- Requirement
Count each line below that has the word "USDT" in it, and give only the total.

[Supplied material — start]

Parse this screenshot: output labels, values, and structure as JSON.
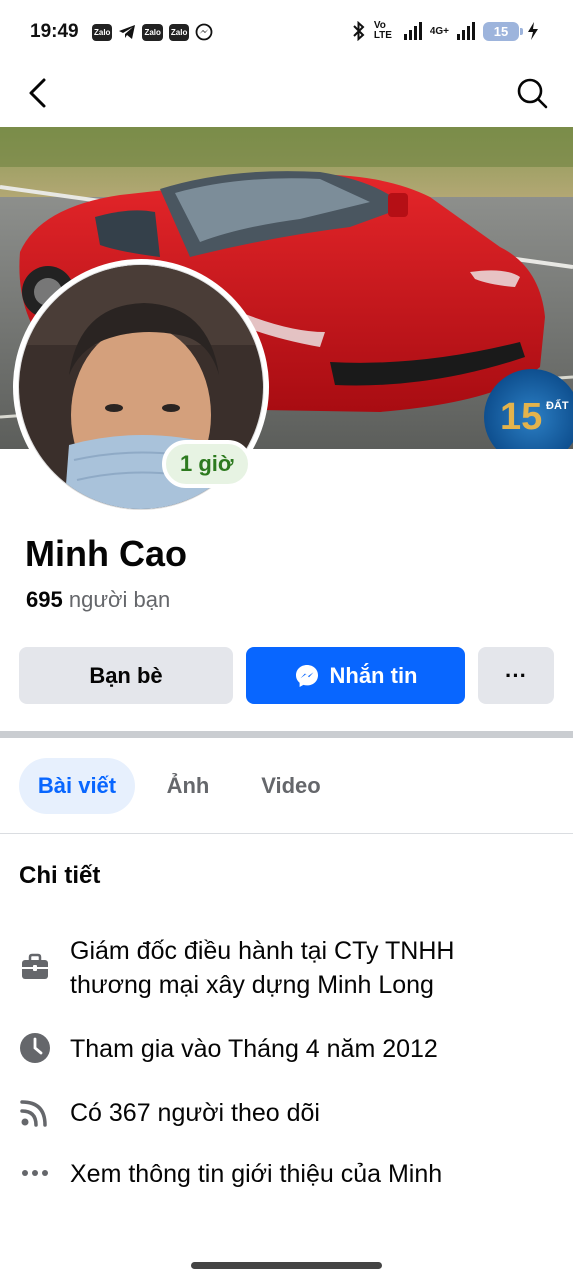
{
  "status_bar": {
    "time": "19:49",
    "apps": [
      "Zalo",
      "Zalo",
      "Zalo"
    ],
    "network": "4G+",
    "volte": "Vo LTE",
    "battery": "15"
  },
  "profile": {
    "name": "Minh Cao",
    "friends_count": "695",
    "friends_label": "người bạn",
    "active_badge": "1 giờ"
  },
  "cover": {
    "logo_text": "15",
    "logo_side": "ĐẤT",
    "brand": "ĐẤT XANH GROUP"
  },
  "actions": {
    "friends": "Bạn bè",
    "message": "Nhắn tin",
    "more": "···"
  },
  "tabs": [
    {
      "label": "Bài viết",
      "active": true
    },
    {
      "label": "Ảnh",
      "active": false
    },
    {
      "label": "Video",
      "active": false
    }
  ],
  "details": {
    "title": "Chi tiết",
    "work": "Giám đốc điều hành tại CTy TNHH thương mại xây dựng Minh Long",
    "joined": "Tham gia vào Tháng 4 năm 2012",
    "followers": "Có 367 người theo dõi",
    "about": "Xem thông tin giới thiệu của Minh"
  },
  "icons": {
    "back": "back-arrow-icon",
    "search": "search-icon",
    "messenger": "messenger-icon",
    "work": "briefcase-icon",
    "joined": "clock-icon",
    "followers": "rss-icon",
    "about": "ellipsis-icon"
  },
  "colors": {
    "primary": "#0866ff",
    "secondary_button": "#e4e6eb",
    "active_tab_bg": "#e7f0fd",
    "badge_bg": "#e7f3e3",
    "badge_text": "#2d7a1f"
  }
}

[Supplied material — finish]
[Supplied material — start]

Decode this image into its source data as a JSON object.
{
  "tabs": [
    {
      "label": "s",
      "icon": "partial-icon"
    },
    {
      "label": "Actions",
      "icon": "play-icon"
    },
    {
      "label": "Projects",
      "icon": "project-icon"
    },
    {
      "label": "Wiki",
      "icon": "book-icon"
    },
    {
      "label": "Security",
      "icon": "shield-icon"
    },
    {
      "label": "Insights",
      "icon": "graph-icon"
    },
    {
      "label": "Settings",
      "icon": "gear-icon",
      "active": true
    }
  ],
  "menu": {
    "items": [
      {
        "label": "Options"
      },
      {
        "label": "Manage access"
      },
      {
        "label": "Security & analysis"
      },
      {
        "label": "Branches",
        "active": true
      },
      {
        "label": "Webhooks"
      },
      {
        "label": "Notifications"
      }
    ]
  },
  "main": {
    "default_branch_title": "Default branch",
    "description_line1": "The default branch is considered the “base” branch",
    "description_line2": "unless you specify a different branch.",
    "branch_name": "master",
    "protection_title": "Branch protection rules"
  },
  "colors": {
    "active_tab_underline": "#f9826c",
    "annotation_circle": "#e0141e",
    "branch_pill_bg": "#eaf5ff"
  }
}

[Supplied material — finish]
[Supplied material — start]

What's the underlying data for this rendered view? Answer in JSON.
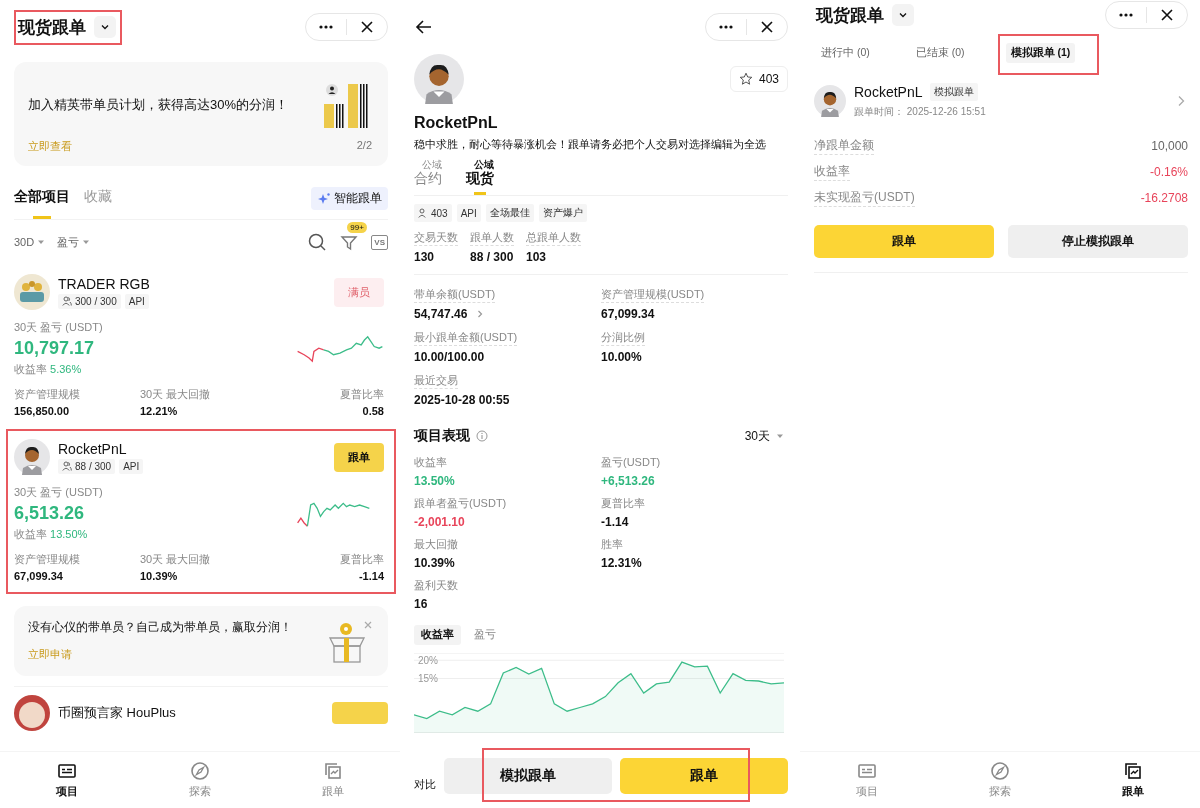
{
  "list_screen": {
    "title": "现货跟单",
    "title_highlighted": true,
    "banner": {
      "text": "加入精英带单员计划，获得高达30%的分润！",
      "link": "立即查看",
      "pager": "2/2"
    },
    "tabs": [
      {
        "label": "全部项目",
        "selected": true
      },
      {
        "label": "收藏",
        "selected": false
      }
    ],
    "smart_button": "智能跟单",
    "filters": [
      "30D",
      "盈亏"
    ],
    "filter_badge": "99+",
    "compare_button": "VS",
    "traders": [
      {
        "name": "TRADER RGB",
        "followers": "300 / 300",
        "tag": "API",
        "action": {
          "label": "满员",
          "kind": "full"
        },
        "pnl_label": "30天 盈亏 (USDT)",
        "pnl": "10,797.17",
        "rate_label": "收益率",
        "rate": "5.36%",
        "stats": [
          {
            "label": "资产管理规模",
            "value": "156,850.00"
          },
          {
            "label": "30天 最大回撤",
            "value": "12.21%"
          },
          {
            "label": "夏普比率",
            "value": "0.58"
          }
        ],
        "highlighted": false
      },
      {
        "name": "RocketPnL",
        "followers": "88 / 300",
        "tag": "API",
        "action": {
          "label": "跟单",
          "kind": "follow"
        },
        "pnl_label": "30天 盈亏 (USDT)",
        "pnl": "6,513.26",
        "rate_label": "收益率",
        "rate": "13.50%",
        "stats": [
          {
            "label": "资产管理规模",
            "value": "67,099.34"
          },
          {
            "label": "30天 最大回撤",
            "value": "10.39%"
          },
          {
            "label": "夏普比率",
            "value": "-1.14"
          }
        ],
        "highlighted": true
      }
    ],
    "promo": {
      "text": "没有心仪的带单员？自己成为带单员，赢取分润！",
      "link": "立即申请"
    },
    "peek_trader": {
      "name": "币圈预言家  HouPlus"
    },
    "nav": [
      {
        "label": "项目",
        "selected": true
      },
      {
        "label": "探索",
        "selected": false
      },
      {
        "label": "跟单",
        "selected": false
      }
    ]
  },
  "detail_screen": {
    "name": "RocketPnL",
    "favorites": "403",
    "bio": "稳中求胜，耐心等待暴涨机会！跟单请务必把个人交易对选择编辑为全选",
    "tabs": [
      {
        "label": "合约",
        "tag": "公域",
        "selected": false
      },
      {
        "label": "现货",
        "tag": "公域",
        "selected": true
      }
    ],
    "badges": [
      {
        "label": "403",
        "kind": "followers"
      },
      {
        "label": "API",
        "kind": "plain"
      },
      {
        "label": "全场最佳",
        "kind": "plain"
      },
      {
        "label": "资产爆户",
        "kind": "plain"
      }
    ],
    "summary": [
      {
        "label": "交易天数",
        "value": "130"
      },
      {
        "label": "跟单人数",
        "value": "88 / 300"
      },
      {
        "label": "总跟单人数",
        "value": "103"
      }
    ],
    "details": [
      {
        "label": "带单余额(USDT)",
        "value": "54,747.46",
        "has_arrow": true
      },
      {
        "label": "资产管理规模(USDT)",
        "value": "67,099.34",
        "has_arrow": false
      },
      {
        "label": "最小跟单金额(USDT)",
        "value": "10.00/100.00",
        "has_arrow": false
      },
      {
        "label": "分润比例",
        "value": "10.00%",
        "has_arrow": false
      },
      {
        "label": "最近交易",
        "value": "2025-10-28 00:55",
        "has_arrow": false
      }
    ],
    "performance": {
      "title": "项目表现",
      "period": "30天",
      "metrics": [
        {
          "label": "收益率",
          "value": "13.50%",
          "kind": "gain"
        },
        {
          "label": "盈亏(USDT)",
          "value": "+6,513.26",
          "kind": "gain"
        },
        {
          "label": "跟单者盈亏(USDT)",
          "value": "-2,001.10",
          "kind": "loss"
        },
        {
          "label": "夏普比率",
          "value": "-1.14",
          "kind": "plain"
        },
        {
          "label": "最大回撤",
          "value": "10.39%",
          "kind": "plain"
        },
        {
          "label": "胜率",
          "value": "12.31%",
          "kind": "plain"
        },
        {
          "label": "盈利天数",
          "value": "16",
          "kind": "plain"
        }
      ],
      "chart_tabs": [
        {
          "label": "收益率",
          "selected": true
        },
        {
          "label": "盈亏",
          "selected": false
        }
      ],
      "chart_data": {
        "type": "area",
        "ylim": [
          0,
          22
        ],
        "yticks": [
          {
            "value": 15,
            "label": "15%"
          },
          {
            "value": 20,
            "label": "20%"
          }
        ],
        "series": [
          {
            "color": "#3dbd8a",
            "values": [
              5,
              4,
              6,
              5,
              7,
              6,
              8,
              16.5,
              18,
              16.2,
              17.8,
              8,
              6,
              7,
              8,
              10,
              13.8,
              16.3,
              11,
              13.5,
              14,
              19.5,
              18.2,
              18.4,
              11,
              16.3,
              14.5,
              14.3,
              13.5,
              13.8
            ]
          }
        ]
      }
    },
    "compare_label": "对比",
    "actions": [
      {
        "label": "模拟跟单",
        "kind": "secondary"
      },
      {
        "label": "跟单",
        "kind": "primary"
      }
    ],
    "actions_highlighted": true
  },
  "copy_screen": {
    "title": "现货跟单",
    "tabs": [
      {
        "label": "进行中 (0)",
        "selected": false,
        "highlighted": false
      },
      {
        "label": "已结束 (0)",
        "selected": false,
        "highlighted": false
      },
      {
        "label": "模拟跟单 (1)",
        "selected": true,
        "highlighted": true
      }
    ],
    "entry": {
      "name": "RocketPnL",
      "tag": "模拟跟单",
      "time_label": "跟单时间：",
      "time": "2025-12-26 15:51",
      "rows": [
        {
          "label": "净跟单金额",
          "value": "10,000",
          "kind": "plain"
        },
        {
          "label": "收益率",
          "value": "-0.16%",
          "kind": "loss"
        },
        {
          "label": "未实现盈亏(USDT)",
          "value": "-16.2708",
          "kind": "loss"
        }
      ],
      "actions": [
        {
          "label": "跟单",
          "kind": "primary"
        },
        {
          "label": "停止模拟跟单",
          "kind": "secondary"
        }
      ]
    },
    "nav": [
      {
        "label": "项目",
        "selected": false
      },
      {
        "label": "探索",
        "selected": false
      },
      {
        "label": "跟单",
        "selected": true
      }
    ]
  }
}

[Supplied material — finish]

- Answer section
8